[Data for review — start]

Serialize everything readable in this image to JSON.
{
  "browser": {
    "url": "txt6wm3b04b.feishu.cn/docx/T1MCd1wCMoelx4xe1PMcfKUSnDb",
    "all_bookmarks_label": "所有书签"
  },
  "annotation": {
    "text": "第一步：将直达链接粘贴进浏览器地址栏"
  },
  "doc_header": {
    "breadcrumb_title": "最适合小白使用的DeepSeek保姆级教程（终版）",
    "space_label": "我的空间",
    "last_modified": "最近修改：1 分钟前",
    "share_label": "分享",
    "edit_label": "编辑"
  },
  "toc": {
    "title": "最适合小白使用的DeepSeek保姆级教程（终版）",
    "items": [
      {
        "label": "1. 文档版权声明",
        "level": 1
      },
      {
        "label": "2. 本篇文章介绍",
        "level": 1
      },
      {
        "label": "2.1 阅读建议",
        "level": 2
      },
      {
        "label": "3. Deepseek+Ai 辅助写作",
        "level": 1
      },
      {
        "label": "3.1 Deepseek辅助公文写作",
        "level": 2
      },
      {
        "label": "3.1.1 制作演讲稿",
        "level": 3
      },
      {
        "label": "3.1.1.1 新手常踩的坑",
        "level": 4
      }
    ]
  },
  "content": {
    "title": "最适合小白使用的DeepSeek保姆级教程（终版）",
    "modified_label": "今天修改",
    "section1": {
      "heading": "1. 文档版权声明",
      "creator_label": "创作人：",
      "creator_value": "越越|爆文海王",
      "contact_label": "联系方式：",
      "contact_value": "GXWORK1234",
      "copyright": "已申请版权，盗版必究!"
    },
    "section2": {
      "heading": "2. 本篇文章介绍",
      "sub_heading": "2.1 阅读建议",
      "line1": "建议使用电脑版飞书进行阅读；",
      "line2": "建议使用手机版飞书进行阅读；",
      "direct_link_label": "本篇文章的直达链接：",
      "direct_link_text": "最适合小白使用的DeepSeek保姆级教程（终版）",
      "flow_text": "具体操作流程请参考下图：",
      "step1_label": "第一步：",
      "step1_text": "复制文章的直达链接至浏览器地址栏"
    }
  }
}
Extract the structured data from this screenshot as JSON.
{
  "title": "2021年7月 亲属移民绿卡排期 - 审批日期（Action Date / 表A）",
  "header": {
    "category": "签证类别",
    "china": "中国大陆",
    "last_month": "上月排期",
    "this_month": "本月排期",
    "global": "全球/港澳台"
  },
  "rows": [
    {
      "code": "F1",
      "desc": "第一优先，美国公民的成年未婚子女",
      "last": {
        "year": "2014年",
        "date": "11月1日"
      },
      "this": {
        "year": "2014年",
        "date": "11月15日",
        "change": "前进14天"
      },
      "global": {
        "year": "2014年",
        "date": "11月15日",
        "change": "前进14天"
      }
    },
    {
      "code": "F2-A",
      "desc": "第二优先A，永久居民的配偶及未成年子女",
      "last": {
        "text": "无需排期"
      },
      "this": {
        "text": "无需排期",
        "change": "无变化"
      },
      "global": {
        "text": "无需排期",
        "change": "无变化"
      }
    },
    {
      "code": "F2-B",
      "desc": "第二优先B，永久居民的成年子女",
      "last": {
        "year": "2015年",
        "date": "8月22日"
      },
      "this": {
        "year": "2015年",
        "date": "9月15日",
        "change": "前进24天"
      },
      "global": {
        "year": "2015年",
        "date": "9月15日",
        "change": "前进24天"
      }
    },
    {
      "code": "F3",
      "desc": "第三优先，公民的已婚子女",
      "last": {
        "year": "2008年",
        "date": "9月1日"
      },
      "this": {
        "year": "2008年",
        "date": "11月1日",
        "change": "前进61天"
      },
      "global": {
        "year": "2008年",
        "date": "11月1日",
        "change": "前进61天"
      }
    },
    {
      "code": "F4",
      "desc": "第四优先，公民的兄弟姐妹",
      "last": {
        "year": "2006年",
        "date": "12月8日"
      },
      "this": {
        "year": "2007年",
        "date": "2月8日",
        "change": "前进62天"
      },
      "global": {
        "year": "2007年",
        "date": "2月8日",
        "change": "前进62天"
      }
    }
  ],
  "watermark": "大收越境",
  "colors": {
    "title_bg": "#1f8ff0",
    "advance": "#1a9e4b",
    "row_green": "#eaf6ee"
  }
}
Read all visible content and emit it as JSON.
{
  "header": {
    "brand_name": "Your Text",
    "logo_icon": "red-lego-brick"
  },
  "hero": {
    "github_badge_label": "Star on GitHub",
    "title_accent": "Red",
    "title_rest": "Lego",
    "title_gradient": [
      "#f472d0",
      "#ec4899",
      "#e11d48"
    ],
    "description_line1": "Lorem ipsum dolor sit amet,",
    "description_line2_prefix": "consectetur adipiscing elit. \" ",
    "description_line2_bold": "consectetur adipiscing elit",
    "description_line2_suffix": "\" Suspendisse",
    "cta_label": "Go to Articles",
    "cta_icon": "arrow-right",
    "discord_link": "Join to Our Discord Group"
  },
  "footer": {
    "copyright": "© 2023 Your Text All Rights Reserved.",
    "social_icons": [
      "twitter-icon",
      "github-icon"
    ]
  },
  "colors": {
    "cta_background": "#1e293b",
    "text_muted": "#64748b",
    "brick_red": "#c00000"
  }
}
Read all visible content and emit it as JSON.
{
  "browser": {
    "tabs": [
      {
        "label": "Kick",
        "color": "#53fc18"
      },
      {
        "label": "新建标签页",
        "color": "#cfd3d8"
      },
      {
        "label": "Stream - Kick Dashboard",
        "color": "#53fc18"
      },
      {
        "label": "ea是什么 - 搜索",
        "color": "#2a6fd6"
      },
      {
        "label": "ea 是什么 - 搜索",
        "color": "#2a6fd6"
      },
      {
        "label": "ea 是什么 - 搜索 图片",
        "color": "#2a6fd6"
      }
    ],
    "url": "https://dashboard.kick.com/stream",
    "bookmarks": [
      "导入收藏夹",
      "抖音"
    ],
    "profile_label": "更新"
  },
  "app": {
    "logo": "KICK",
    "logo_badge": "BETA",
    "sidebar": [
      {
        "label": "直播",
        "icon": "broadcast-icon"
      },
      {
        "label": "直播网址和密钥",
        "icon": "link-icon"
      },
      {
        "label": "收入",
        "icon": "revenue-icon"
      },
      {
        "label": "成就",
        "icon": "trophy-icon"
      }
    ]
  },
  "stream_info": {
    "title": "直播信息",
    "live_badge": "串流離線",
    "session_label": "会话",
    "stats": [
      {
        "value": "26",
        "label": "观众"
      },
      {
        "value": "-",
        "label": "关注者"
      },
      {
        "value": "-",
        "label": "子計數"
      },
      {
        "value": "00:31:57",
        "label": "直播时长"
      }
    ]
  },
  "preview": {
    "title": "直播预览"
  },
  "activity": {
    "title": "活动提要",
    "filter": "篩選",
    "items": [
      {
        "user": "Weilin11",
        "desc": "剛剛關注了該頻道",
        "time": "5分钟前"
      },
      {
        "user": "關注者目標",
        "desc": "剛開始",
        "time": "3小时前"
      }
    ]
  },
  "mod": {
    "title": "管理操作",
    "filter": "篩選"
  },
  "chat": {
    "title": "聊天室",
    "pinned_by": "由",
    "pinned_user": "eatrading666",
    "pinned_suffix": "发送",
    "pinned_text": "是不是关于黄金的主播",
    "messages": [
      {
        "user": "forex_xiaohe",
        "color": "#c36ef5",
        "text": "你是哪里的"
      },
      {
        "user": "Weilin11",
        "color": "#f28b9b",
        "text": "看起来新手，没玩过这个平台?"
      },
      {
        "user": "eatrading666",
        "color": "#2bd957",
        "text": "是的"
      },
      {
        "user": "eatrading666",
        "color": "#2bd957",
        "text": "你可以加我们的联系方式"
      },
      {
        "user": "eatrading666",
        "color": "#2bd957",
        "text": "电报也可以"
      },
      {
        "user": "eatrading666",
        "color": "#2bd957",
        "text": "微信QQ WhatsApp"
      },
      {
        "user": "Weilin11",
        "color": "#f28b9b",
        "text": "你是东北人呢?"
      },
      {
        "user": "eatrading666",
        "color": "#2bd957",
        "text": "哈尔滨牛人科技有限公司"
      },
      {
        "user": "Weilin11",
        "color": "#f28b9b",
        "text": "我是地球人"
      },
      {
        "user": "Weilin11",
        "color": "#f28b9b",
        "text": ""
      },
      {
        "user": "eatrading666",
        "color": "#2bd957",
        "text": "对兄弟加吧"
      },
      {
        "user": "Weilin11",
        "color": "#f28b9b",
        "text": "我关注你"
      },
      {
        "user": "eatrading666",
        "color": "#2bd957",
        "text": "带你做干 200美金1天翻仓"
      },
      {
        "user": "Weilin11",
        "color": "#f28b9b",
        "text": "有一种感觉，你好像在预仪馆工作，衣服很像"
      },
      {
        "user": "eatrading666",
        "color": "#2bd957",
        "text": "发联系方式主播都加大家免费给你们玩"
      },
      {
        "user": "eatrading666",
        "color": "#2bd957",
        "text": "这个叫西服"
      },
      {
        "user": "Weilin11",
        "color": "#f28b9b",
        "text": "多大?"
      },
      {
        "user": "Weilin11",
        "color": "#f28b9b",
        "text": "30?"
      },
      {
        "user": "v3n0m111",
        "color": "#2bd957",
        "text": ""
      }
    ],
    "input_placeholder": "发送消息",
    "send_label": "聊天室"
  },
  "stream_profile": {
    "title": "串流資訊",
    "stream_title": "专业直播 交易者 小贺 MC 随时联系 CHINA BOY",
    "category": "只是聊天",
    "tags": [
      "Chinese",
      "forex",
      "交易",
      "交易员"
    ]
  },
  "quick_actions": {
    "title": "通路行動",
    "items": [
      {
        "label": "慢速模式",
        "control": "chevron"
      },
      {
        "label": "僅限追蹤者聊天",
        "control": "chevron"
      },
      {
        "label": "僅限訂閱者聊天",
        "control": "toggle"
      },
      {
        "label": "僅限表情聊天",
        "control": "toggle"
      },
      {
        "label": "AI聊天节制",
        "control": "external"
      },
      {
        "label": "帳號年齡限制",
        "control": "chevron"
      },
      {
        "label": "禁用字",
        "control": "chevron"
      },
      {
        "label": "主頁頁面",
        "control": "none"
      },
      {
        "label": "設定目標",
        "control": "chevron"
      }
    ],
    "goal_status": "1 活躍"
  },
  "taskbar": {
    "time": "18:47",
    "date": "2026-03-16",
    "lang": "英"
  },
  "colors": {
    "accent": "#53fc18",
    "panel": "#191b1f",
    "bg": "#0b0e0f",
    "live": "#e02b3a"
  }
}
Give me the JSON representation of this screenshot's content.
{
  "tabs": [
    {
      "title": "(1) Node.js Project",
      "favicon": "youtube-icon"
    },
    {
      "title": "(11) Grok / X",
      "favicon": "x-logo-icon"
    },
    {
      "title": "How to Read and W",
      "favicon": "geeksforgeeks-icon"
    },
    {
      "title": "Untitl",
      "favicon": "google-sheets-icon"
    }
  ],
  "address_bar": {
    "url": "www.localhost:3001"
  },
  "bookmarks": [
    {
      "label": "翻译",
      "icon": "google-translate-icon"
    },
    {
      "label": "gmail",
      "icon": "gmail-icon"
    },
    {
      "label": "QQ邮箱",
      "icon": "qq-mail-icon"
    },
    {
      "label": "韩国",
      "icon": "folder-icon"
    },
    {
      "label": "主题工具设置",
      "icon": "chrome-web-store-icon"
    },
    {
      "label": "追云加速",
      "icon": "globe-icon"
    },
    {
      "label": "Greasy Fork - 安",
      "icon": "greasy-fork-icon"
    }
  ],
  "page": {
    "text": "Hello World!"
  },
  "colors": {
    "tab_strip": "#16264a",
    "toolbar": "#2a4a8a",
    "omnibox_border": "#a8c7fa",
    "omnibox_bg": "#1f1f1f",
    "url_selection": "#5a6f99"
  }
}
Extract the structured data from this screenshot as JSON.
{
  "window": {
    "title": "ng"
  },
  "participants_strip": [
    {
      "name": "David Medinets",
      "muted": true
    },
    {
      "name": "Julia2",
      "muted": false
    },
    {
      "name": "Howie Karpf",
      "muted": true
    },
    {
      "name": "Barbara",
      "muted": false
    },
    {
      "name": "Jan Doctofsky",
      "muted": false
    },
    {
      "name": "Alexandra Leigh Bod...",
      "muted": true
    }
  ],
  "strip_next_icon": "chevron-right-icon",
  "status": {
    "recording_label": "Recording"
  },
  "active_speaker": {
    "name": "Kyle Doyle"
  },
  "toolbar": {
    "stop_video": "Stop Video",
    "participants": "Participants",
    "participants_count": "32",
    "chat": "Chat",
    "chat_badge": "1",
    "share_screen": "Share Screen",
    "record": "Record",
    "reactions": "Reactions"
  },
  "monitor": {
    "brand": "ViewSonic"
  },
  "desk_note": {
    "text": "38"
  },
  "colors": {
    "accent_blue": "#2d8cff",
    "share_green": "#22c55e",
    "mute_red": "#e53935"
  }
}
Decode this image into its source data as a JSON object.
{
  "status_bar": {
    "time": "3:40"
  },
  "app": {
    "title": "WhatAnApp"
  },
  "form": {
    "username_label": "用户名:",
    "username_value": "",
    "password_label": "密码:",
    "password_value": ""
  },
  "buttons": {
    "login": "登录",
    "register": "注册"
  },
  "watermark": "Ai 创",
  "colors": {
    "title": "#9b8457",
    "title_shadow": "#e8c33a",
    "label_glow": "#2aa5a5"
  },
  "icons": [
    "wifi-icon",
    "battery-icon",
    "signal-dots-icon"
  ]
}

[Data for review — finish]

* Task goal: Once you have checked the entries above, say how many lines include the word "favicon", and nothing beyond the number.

* Reply: 4